Ninon de Lenclos knew everything about the art of love. The greatest writers, thinkers, and politicians of the time had been her lovers—men like La Rochefoucauld, Molière, and Richelieu. Seduction was a game to her, to be practiced with skill. As she got older, and her reputation grew, the most important families in France would send their sons to her to be instructed in matters of love.
Ninon knew that men and women are very different, but when it comes to seduction they feel the same: Deep down inside, they often sense when they are being seduced, but they give in because they enjoy the feeling of being led along. It is a pleasure to let go, and to allow the other person to detour you into a strange country. Everything in seduction, however, depends on suggestion. You cannot announce your intentions or reveal them directly in words. Instead you must throw your targets off the scent. To surrender to your guidance they must be appropriately confused. You have to scramble your signals—appear interested in another man or woman (the decoy), then hint at being interested in the target, then feign indifference, on and on. Such patterns not only confuse, they excite.

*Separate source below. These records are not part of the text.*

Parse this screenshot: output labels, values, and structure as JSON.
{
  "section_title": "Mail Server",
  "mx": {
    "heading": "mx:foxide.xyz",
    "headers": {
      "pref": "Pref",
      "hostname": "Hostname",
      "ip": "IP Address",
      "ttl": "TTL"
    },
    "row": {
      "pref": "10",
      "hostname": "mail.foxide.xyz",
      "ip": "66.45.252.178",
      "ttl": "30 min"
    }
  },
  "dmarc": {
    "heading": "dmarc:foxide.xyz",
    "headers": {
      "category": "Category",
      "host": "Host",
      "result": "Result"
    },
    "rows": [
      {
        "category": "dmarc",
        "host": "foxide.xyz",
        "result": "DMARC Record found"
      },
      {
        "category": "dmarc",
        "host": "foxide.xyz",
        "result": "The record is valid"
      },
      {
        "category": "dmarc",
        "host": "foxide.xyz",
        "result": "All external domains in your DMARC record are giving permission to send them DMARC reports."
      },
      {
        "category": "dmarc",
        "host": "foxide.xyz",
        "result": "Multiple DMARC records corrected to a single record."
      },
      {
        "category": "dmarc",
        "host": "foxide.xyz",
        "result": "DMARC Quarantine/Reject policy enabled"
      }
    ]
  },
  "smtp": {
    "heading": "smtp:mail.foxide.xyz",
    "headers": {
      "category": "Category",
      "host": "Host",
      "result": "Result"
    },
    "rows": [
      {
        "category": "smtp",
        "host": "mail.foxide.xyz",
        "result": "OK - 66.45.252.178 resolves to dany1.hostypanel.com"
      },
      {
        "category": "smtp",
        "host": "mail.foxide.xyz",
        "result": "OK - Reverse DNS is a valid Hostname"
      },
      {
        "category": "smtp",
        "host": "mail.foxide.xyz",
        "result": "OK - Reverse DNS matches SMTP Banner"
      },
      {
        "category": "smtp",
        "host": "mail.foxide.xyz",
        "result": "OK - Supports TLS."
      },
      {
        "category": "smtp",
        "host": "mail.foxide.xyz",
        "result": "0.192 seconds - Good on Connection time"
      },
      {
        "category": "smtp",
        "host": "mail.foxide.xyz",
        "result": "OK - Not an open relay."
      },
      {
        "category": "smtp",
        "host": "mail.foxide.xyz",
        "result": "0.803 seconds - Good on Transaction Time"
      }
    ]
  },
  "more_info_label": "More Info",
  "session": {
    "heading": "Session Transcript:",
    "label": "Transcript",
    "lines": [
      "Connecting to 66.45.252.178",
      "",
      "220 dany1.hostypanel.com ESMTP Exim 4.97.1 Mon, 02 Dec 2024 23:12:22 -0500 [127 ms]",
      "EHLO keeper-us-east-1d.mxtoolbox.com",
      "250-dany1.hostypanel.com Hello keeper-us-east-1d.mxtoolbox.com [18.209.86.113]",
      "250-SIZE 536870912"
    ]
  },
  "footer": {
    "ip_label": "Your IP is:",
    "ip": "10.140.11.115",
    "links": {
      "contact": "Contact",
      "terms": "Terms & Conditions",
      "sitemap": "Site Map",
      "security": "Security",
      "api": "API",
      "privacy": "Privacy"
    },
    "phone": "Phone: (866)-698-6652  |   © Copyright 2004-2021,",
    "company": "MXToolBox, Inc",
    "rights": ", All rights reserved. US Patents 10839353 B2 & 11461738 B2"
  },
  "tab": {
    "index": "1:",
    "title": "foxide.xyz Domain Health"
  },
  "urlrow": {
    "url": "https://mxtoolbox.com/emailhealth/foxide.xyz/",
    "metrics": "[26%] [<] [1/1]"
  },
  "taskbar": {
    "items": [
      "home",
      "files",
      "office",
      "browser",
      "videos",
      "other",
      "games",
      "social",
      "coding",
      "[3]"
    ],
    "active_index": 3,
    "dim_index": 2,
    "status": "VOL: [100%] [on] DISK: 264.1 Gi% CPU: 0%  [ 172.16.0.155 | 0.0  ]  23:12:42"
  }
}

Imagine this story from the countess’s perspective: After a few of the marquis’s moves, she sensed the marquis was playing some sort of game, but the game delighted her. She did not know where he was leading her, but so much the better. His moves intrigued her, each of them keeping her waiting for the next one—she even enjoyed her jealousy and confusion, for sometimes any emotion is better than the boredom of security. Perhaps the marquis had ulterior motives; most men do. But she was willing to wait and see, and probably if she had been made to wait long enough, what he was up to would not have mattered.
The moment the marquis uttered that fatal word “love,” however, all was changed. This was no longer a game with moves, it was an artless show of passion. His intention was revealed: He was seducing her. This put everything he had done in a new light. All that before had been charming now seemed ugly and conniving; the countess felt embarrassed and used. A door closed that would never open again.
Do not be held a cheat, even though it is impossible to live today without being one. Let your greatest cunning lie in covering up what looks like cunning.
Baltasar Gracián, 1601-1658